* Menu calorie counts often inaccurate - research
* Possible hurdle for new U.S. healthcare law
* More than a third of U.S. adults are obese
By Frederik Joelving
NEW YORK, July 19 (Reuters Health) - U.S. restaurants are
starting to list calorie counts on menu items, but new research
shows those labels may not be accurate enough, particularly
when it comes to individual items.
"The big story may be that there is such a huge spread in
the numbers," said Lorien Urban, a nutrition researcher at
Tufts University in Boston, who worked on the study of dozens
of restaurants in three states.
"Essentially what that is saying is, you really don't know
what you are getting."
All told, only seven percent of the French fries, burgers
and other food items the team sampled were within 10 calories
from the stated values.
That could be a hurdle for the new U.S. healthcare law,
which requires restaurants with 20 or more locations to list
calories on their menus in the hopes this will help curb the
nation's obesity epidemic
According to the U.S. Centers for Disease Control and
Prevention, more than a third of U.S. adults are now obese. And
one in six children and teenagers land in that category,
setting them up for heart disease and other ailments down the
While health regulators are trying to tackle the problem
from different angles, one of the most obvious tactics is to
get Americans to reverse the trend of overeating that has
plagued the country for decades -- particularly in
"Currently, Americans are getting a third of their calories
away from home," Urban told Reuters Health. "We think labeling
of all foods is going to be helpful, because people are eating
a lot more calories than they think."
The new work, published in the Journal of the American
Medical Association (bit.ly/4HWZ7), is the first large
study to test the reliability of existing menus.
Urban's team visited 42 quick-serve and sit-down
restaurants in Massachusetts, Arkansas and Indiana, and ordered
take-out for 269 different food items.
In lab tests, they found 40 percent of the foods contained
at least 10 calories more than stated, while 52 percent had at
least 10 calories fewer.
And nearly one in five items packed 100 or more excess
calories -- a finding that was most pronounced for
That's a problem, Urban said, because downing 100 calories
more than you need every day will lead to weight gains of

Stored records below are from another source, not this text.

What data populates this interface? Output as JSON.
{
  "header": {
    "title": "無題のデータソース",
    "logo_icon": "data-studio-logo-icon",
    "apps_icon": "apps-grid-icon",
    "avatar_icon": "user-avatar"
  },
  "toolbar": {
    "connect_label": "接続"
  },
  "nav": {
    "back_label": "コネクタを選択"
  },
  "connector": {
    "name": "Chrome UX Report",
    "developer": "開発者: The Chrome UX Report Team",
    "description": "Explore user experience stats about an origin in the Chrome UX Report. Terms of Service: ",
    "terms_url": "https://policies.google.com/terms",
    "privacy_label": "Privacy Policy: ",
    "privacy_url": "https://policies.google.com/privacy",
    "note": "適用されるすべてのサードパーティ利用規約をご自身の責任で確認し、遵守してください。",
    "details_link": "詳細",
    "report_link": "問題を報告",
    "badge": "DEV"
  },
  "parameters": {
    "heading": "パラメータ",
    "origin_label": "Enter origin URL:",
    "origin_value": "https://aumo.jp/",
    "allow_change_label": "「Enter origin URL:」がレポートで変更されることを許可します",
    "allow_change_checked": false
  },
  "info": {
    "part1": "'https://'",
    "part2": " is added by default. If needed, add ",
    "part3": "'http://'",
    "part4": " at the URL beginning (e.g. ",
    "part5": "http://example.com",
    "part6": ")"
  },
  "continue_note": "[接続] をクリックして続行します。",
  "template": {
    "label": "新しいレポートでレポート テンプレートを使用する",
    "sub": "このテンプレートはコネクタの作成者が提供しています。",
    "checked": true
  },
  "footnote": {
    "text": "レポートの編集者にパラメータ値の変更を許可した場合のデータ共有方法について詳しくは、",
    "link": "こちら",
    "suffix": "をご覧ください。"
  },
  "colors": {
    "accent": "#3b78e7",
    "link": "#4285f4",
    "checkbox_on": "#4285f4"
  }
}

between 11 and 33 pounds over a year.
Sit-down restaurants were the main culprit behind the extra
calories, because portion sizes varied quite a bit, she said.
"There were several cases where we just got a lot more than
we thought they were going to give us," Urban said.
Joy Dubost of the National Restaurant Association said the
group was pleased to see that calorie labeling at restaurants
is accurate on average.
"Restaurant food is hand prepared, which can create some
variation, but this study shows that variance in caloric
information to be small in most cases," she said in a statement
to Reuters Health.
"With the new menu labeling law, we know that many
restaurant chains are looking at tighter kitchen quality
control standards, from the weight of the meals to the package
sizes used for take out."
DOES LABELING WORK?
Even if menus were 100 percent accurate, there is no
ironclad proof that calorie labeling works as intended, and
researchers remain divided on the issue.
In February, for instance, one New York study found menu
labeling at restaurants such as McDonald's (MCD.N), Burger
King, Wendy's WEN.N and KFC (YUM.N) had made no dent in
youngsters' appetite for calorie-crammed fare.
"We, and others, haven't yet found evidence that labeling
encourages large scale changes in purchasing of fast food,"
Brian Elbel, who worked on that study, told Reuters Health by
email. "We haven't looked at sit down places, but should,"
added Elbel, of New York University School of Medicine.
Urban countered that most studies show menu labeling does
work, particularly when it includes information on how many
daily calories a person should eat to maintain a healthy
"People need to know that 2,000 calories is all an average
person needs a day," said Urban. "Once you put that on the
label it is very effective. The majority of studies show
Her advice to weight-conscious consumers? Order foods you
have more control over, like salads with the dressing or the
cheese on the side.
"That salad with ranch dressing probably has a lot more
calories than you think it does," she said. "There is research
to show that even nutrition experts are really bad at looking
at a plate and telling how many calories are in there."